### Task data

*** Begin section ***

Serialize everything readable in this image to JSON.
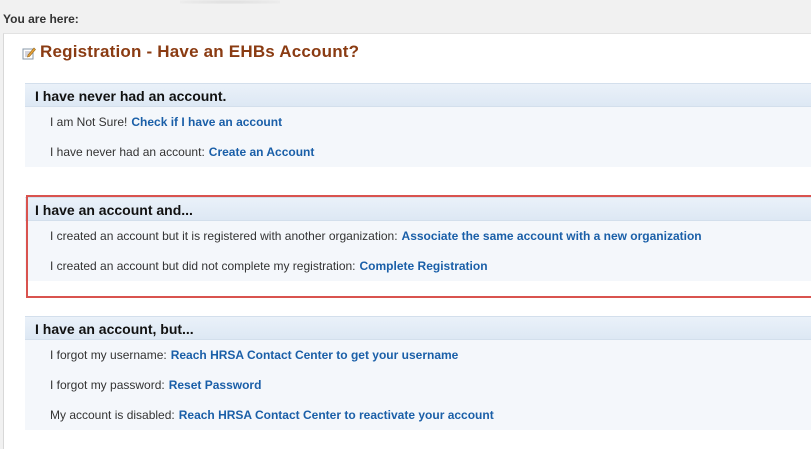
{
  "breadcrumb": {
    "label": "You are here:"
  },
  "page": {
    "title": "Registration - Have an EHBs Account?"
  },
  "sections": [
    {
      "header": "I have never had an account.",
      "rows": [
        {
          "text": "I am Not Sure!",
          "link": "Check if I have an account"
        },
        {
          "text": "I have never had an account:",
          "link": "Create an Account"
        }
      ]
    },
    {
      "header": "I have an account and...",
      "rows": [
        {
          "text": "I created an account but it is registered with another organization:",
          "link": "Associate the same account with a new organization"
        },
        {
          "text": "I created an account but did not complete my registration:",
          "link": "Complete Registration"
        }
      ]
    },
    {
      "header": "I have an account, but...",
      "rows": [
        {
          "text": "I forgot my username:",
          "link": "Reach HRSA Contact Center to get your username"
        },
        {
          "text": "I forgot my password:",
          "link": "Reset Password"
        },
        {
          "text": "My account is disabled:",
          "link": "Reach HRSA Contact Center to reactivate your account"
        }
      ]
    }
  ],
  "colors": {
    "title": "#8a3b12",
    "link": "#1a5fa8",
    "highlight": "#d9534f",
    "header_bg": "#e4edf7"
  },
  "icons": {
    "title_icon": "edit-icon"
  }
}
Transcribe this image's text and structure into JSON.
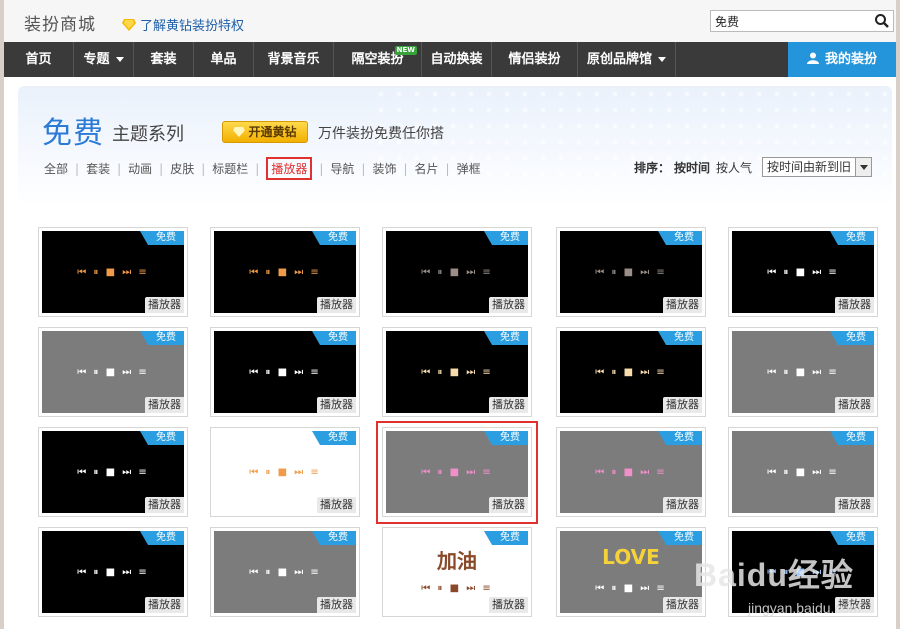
{
  "header": {
    "logo": "装扮商城",
    "vip_link": "了解黄钻装扮特权",
    "search_value": "免费"
  },
  "nav": {
    "items": [
      {
        "label": "首页",
        "dropdown": false,
        "new": false
      },
      {
        "label": "专题",
        "dropdown": true,
        "new": false
      },
      {
        "label": "套装",
        "dropdown": false,
        "new": false
      },
      {
        "label": "单品",
        "dropdown": false,
        "new": false
      },
      {
        "label": "背景音乐",
        "dropdown": false,
        "new": false
      },
      {
        "label": "隔空装扮",
        "dropdown": false,
        "new": true
      },
      {
        "label": "自动换装",
        "dropdown": false,
        "new": false
      },
      {
        "label": "情侣装扮",
        "dropdown": false,
        "new": false
      },
      {
        "label": "原创品牌馆",
        "dropdown": true,
        "new": false
      }
    ],
    "new_badge": "NEW",
    "mine_label": "我的装扮"
  },
  "hero": {
    "title": "免费",
    "subtitle": "主题系列",
    "vip_button": "开通黄钻",
    "slogan": "万件装扮免费任你搭"
  },
  "filters": [
    "全部",
    "套装",
    "动画",
    "皮肤",
    "标题栏",
    "播放器",
    "导航",
    "装饰",
    "名片",
    "弹框"
  ],
  "active_filter": "播放器",
  "sort": {
    "label": "排序：",
    "options": [
      "按时间",
      "按人气"
    ],
    "current": "按时间",
    "select_value": "按时间由新到旧"
  },
  "card_ribbon": "免费",
  "card_tag": "播放器",
  "cards": [
    {
      "style": "dark",
      "ctrl": "orange"
    },
    {
      "style": "dark",
      "ctrl": "orange"
    },
    {
      "style": "dark",
      "ctrl": "grey"
    },
    {
      "style": "dark",
      "ctrl": "grey"
    },
    {
      "style": "dark",
      "ctrl": "white"
    },
    {
      "style": "grey",
      "ctrl": "white"
    },
    {
      "style": "dark",
      "ctrl": "white"
    },
    {
      "style": "dark",
      "ctrl": "cream"
    },
    {
      "style": "dark",
      "ctrl": "cream"
    },
    {
      "style": "grey",
      "ctrl": "white"
    },
    {
      "style": "dark",
      "ctrl": "white"
    },
    {
      "style": "white",
      "ctrl": "orange"
    },
    {
      "style": "grey",
      "ctrl": "pink"
    },
    {
      "style": "grey",
      "ctrl": "pink"
    },
    {
      "style": "grey",
      "ctrl": "white"
    },
    {
      "style": "dark",
      "ctrl": "white"
    },
    {
      "style": "grey",
      "ctrl": "white"
    },
    {
      "style": "white",
      "ctrl": "brown",
      "text": "加油"
    },
    {
      "style": "grey",
      "ctrl": "white",
      "text": "LOVE"
    },
    {
      "style": "dark",
      "ctrl": "blue"
    }
  ],
  "watermark": {
    "brand": "Baidu经验",
    "url": "jingyan.baidu.com"
  },
  "colors": {
    "accent": "#2495db",
    "nav_bg": "#3a3a3a",
    "ribbon": "#2a9ee0",
    "highlight": "#e0312e",
    "vip": "#f2b000"
  }
}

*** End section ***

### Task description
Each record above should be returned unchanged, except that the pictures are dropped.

### Result of the task
Serialize everything readable in this image to JSON.
{
  "breadcrumb": {
    "label": "You are here:"
  },
  "page": {
    "title": "Registration - Have an EHBs Account?"
  },
  "sections": [
    {
      "header": "I have never had an account.",
      "rows": [
        {
          "text": "I am Not Sure!",
          "link": "Check if I have an account"
        },
        {
          "text": "I have never had an account:",
          "link": "Create an Account"
        }
      ]
    },
    {
      "header": "I have an account and...",
      "rows": [
        {
          "text": "I created an account but it is registered with another organization:",
          "link": "Associate the same account with a new organization"
        },
        {
          "text": "I created an account but did not complete my registration:",
          "link": "Complete Registration"
        }
      ]
    },
    {
      "header": "I have an account, but...",
      "rows": [
        {
          "text": "I forgot my username:",
          "link": "Reach HRSA Contact Center to get your username"
        },
        {
          "text": "I forgot my password:",
          "link": "Reset Password"
        },
        {
          "text": "My account is disabled:",
          "link": "Reach HRSA Contact Center to reactivate your account"
        }
      ]
    }
  ],
  "colors": {
    "title": "#8a3b12",
    "link": "#1a5fa8",
    "highlight": "#d9534f",
    "header_bg": "#e4edf7"
  },
  "icons": {
    "title_icon": "edit-icon"
  }
}
Transcribe this image's text and structure into JSON.
{
  "header": {
    "logo": "装扮商城",
    "vip_link": "了解黄钻装扮特权",
    "search_value": "免费"
  },
  "nav": {
    "items": [
      {
        "label": "首页",
        "dropdown": false,
        "new": false
      },
      {
        "label": "专题",
        "dropdown": true,
        "new": false
      },
      {
        "label": "套装",
        "dropdown": false,
        "new": false
      },
      {
        "label": "单品",
        "dropdown": false,
        "new": false
      },
      {
        "label": "背景音乐",
        "dropdown": false,
        "new": false
      },
      {
        "label": "隔空装扮",
        "dropdown": false,
        "new": true
      },
      {
        "label": "自动换装",
        "dropdown": false,
        "new": false
      },
      {
        "label": "情侣装扮",
        "dropdown": false,
        "new": false
      },
      {
        "label": "原创品牌馆",
        "dropdown": true,
        "new": false
      }
    ],
    "new_badge": "NEW",
    "mine_label": "我的装扮"
  },
  "hero": {
    "title": "免费",
    "subtitle": "主题系列",
    "vip_button": "开通黄钻",
    "slogan": "万件装扮免费任你搭"
  },
  "filters": [
    "全部",
    "套装",
    "动画",
    "皮肤",
    "标题栏",
    "播放器",
    "导航",
    "装饰",
    "名片",
    "弹框"
  ],
  "active_filter": "播放器",
  "sort": {
    "label": "排序：",
    "options": [
      "按时间",
      "按人气"
    ],
    "current": "按时间",
    "select_value": "按时间由新到旧"
  },
  "card_ribbon": "免费",
  "card_tag": "播放器",
  "cards": [
    {
      "style": "dark",
      "ctrl": "orange"
    },
    {
      "style": "dark",
      "ctrl": "orange"
    },
    {
      "style": "dark",
      "ctrl": "grey"
    },
    {
      "style": "dark",
      "ctrl": "grey"
    },
    {
      "style": "dark",
      "ctrl": "white"
    },
    {
      "style": "grey",
      "ctrl": "white"
    },
    {
      "style": "dark",
      "ctrl": "white"
    },
    {
      "style": "dark",
      "ctrl": "cream"
    },
    {
      "style": "dark",
      "ctrl": "cream"
    },
    {
      "style": "grey",
      "ctrl": "white"
    },
    {
      "style": "dark",
      "ctrl": "white"
    },
    {
      "style": "white",
      "ctrl": "orange"
    },
    {
      "style": "grey",
      "ctrl": "pink"
    },
    {
      "style": "grey",
      "ctrl": "pink"
    },
    {
      "style": "grey",
      "ctrl": "white"
    },
    {
      "style": "dark",
      "ctrl": "white"
    },
    {
      "style": "grey",
      "ctrl": "white"
    },
    {
      "style": "white",
      "ctrl": "brown",
      "text": "加油"
    },
    {
      "style": "grey",
      "ctrl": "white",
      "text": "LOVE"
    },
    {
      "style": "dark",
      "ctrl": "blue"
    }
  ],
  "watermark": {
    "brand": "Baidu经验",
    "url": "jingyan.baidu.com"
  },
  "colors": {
    "accent": "#2495db",
    "nav_bg": "#3a3a3a",
    "ribbon": "#2a9ee0",
    "highlight": "#e0312e",
    "vip": "#f2b000"
  }
}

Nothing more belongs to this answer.